Extending The Shadow Of The Future

 

 Retro Futurism. Courtesy Michael Davis-Burchat

The interconnectedness of rapidly developing economies around the world have significantly increased the complexity of business, evident through shifting trade barriers, high rates of technological advancement, increased interactions and stakeholder relationships, expanding product portfolios, and more strategic initiatives. Complexity has increased sixfold within the past sixty years according to the Boston Consulting Group's Complexity Index and in response, the number of structures, processes, and systems introduced by businesses have increased by a factor of thirty-five. 

Reported in the Global Simplicity Index, complexity is costing the world's 200 largest companies an average of 10.2% of their annual profits, totalling an estimated $237 billion. Instead of developing more intelligible strategies to reduce these costs and streamline their businesses, many have treated complexity as both uncontrollable and inevitable. Complexity is one of the more challenging issues facing modern business today.

Authors Yves Morieux and Peter Tollman in their book, Six Simple Rules: How to Manage Complexity without Getting Complicated, encourage business leaders to recognize that the most effective way to deal with complexity is not by introducing more of it into their companies. Morieux and Tollman have called for an abandoning of outdated management thinking and practices, noting instead that "Companies need to invest in – and trust – the intelligence and ingenuity of their people by expanding their autonomy and room for maneuver," as a more viable alternative. 

The main idea behind the Six Simple Rules is the creation of more value through the better management of complexity or "smart simplicity", a combination of autonomy and cooperation. The first three rules, Understanding what your people do, Reinforcing integrators, and Increasing the total quantity of power within the organization, all aim to increase autonomy. The last three, Increasing reciprocity, Extending the shadow of the future, and Rewarding those who cooperate, aim to increase the level of cooperation. Together, the six rules seek to establish a more effective framework for solving complexity, without resorting to the more traditional approaches of expanding organizational structures or process. 

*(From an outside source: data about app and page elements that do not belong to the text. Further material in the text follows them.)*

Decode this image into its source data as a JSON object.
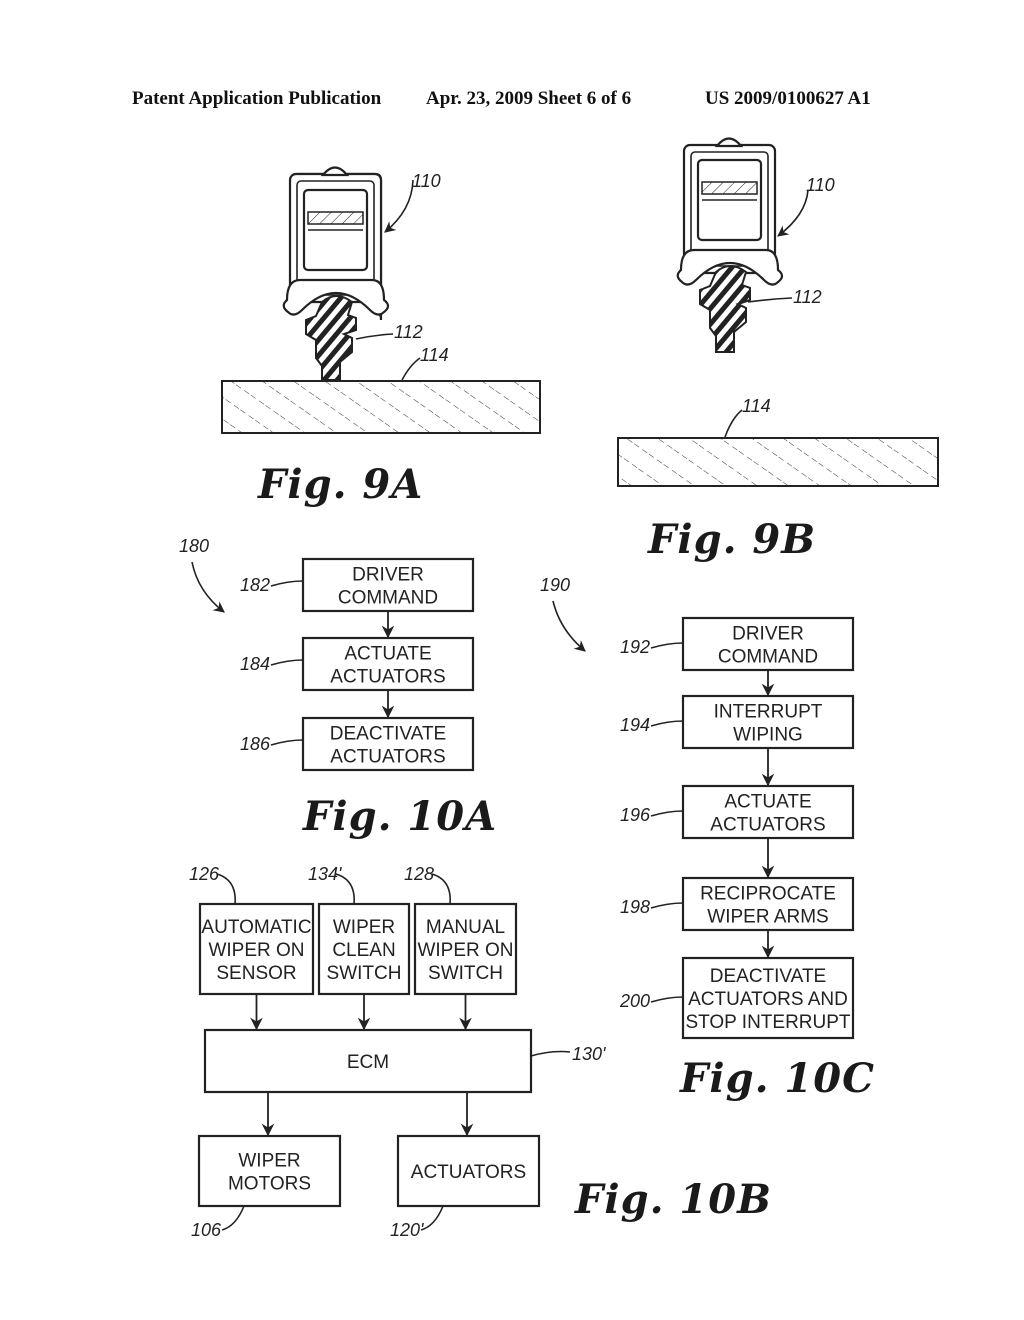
{
  "header": {
    "left": "Patent Application Publication",
    "center": "Apr. 23, 2009  Sheet 6 of 6",
    "right": "US 2009/0100627 A1"
  },
  "fig9a": {
    "label": "Fig. 9A",
    "refs": {
      "assembly": "110",
      "blade": "112",
      "windshield": "114"
    }
  },
  "fig9b": {
    "label": "Fig. 9B",
    "refs": {
      "assembly": "110",
      "blade": "112",
      "windshield": "114"
    }
  },
  "fig10a": {
    "label": "Fig. 10A",
    "ref": "180",
    "steps": [
      {
        "ref": "182",
        "lines": [
          "DRIVER",
          "COMMAND"
        ]
      },
      {
        "ref": "184",
        "lines": [
          "ACTUATE",
          "ACTUATORS"
        ]
      },
      {
        "ref": "186",
        "lines": [
          "DEACTIVATE",
          "ACTUATORS"
        ]
      }
    ]
  },
  "fig10b": {
    "label": "Fig. 10B",
    "inputs": [
      {
        "ref": "126",
        "lines": [
          "AUTOMATIC",
          "WIPER ON",
          "SENSOR"
        ]
      },
      {
        "ref": "134'",
        "lines": [
          "WIPER",
          "CLEAN",
          "SWITCH"
        ]
      },
      {
        "ref": "128",
        "lines": [
          "MANUAL",
          "WIPER ON",
          "SWITCH"
        ]
      }
    ],
    "controller": {
      "ref": "130'",
      "label": "ECM"
    },
    "outputs": [
      {
        "ref": "106",
        "lines": [
          "WIPER",
          "MOTORS"
        ]
      },
      {
        "ref": "120'",
        "lines": [
          "ACTUATORS"
        ]
      }
    ]
  },
  "fig10c": {
    "label": "Fig. 10C",
    "ref": "190",
    "steps": [
      {
        "ref": "192",
        "lines": [
          "DRIVER",
          "COMMAND"
        ]
      },
      {
        "ref": "194",
        "lines": [
          "INTERRUPT",
          "WIPING"
        ]
      },
      {
        "ref": "196",
        "lines": [
          "ACTUATE",
          "ACTUATORS"
        ]
      },
      {
        "ref": "198",
        "lines": [
          "RECIPROCATE",
          "WIPER ARMS"
        ]
      },
      {
        "ref": "200",
        "lines": [
          "DEACTIVATE",
          "ACTUATORS AND",
          "STOP INTERRUPT"
        ]
      }
    ]
  }
}
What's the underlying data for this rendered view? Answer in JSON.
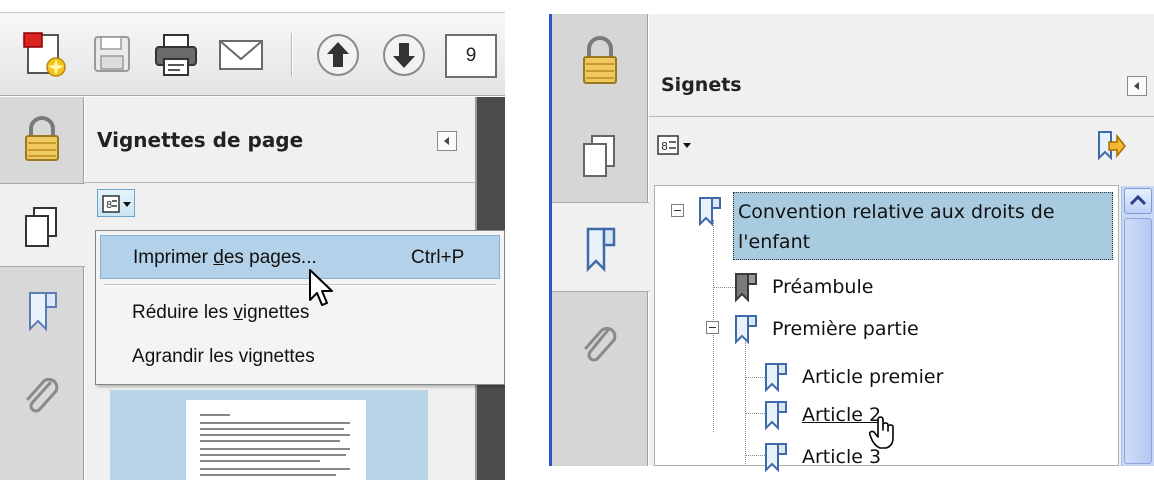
{
  "left": {
    "toolbar": {
      "page_number": "9",
      "icons": [
        "create-pdf-icon",
        "save-icon",
        "print-icon",
        "email-icon",
        "previous-page-icon",
        "next-page-icon"
      ]
    },
    "panel": {
      "title": "Vignettes de page"
    },
    "menu": {
      "items": [
        {
          "pre": "Imprimer ",
          "key": "d",
          "post": "es pages...",
          "shortcut": "Ctrl+P"
        },
        {
          "pre": "Réduire les ",
          "key": "v",
          "post": "ignettes",
          "shortcut": ""
        },
        {
          "pre": "A",
          "key": "g",
          "post": "randir les vignettes",
          "shortcut": ""
        }
      ]
    }
  },
  "right": {
    "panel": {
      "title": "Signets"
    },
    "bookmarks": {
      "root_line1": "Convention relative aux droits de",
      "root_line2": "l'enfant",
      "preambule": "Préambule",
      "part1": "Première partie",
      "article1": "Article premier",
      "article2": "Article 2",
      "article3": "Article 3"
    }
  },
  "colors": {
    "highlight": "#b3d1e8",
    "selected_bookmark": "#a9cbe0",
    "window_border": "#2d53c6"
  }
}
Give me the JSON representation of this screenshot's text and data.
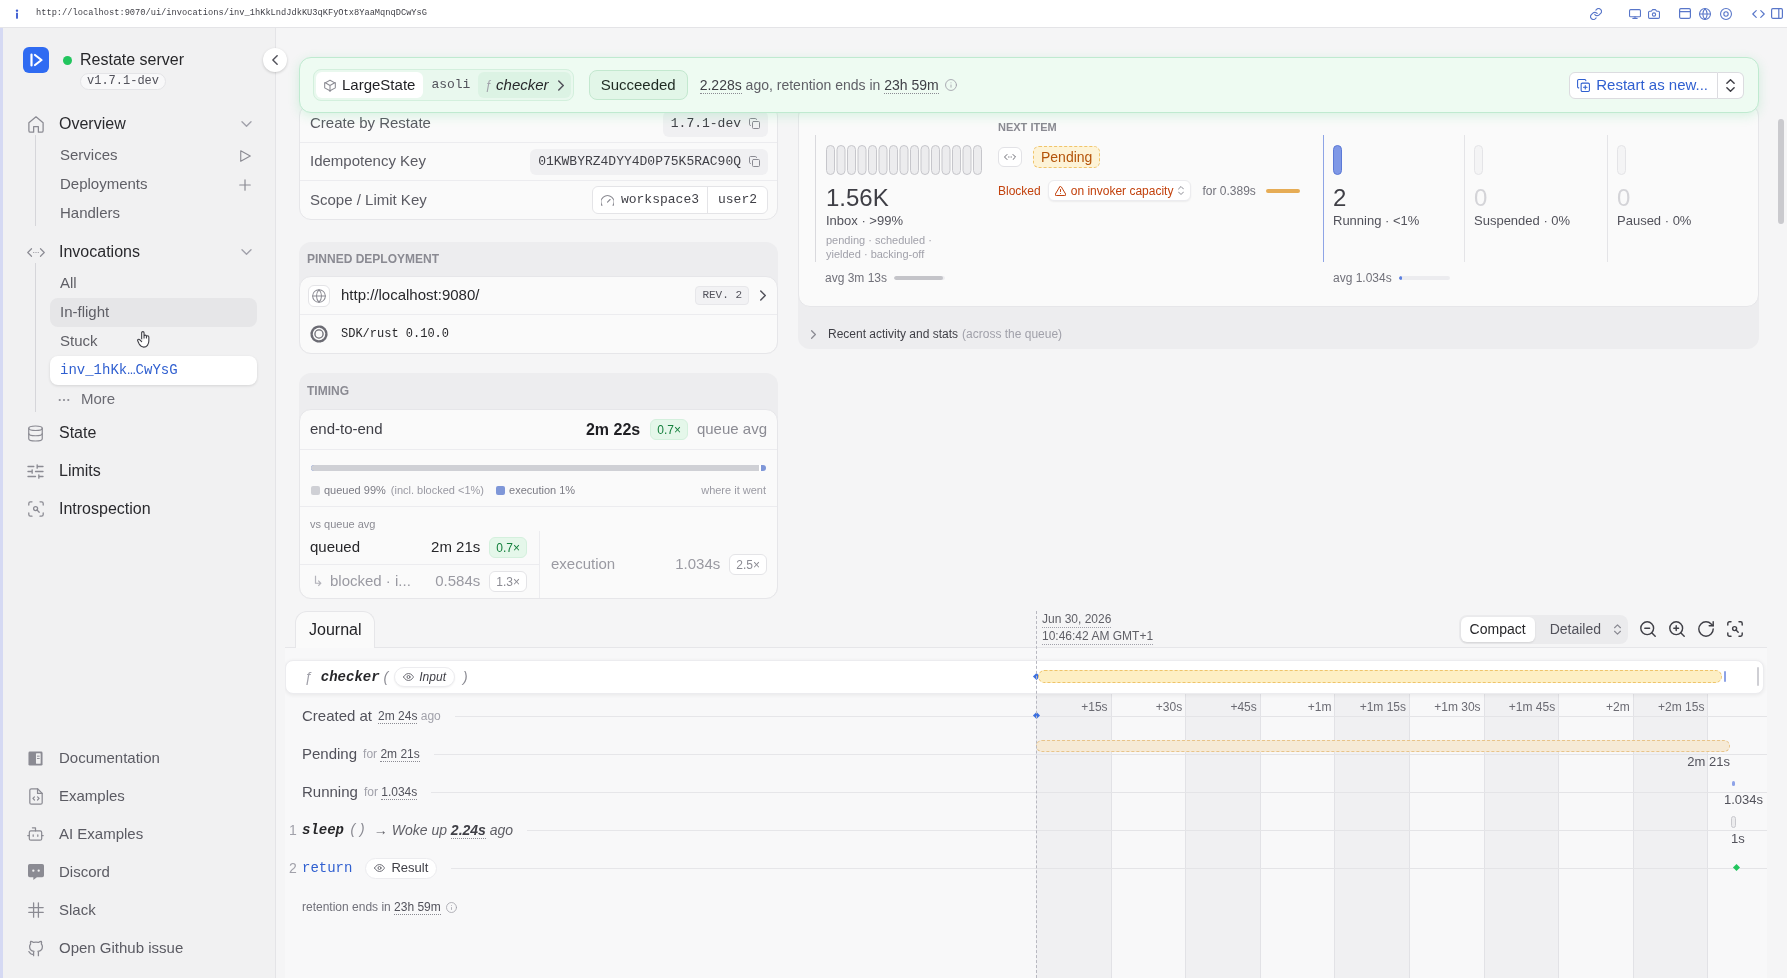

In one of our previous articles, Rethinking Management, we briefly mentioned one of the six rules, Extending the Shadow of the Future. It presented a truly exciting and interesting look at how organizations can harness the power of time to create a working environment that encourages people to understand how knowledge of the future influences current decisions and actions; is more motivating as a result of greater decentralized decision-making; and more mature. This was essentially explained in three ways;

  • Tightening Feedback Loops. Agile, lean, or other iterative, forms of development heavily emphasize feedback. It was suggested that by increasing the frequency and volume of feedback across all strategic initiatives, projects, and programmes, employees can surface invaluable insights and experiences which can feed into greater integration of new knowledge into solving problems, collaboration, and better decision-making.
  • Tying Performance To The Endpoint. Many times, people rarely understand the impact that they can have on the performance of others and the organization. By setting shorter term goals or brining the endpoint forward, organizations can ensure that the same people will be around when the consequences of actions begin. Having them also train their own replacements can promote greater understanding and cooperation. Leaders should see as a result, organizations which are more laser focused and deliberate, gaps more readily recognized and closed, and improved levels of employee engagement.
  • Walking A Mile In The Shoes Made For Others. Allowing employees to walk a mile in the shoes that they have created for others help to create a deeper understanding of the role of others and consequences of actions, engendering more innovation, empathy, compassion, patience, acceptance, and leadership. One such way that companies can do this is by having their product engineers manage the warranties of the products that they have designed and having managers man the front counters in customer facing roles.

Organizations should not be investing any more time and resources toward developing and establishing more rules, processes, and policies to control their organizations, as it does not truly embrace the creativity, experience, and judgment of employees. We believe that extending the shadow of the future is a novel view of modern management that lends itself to reducing some complexity by empowering its people, improving performance and employee engagement, and developing accountability.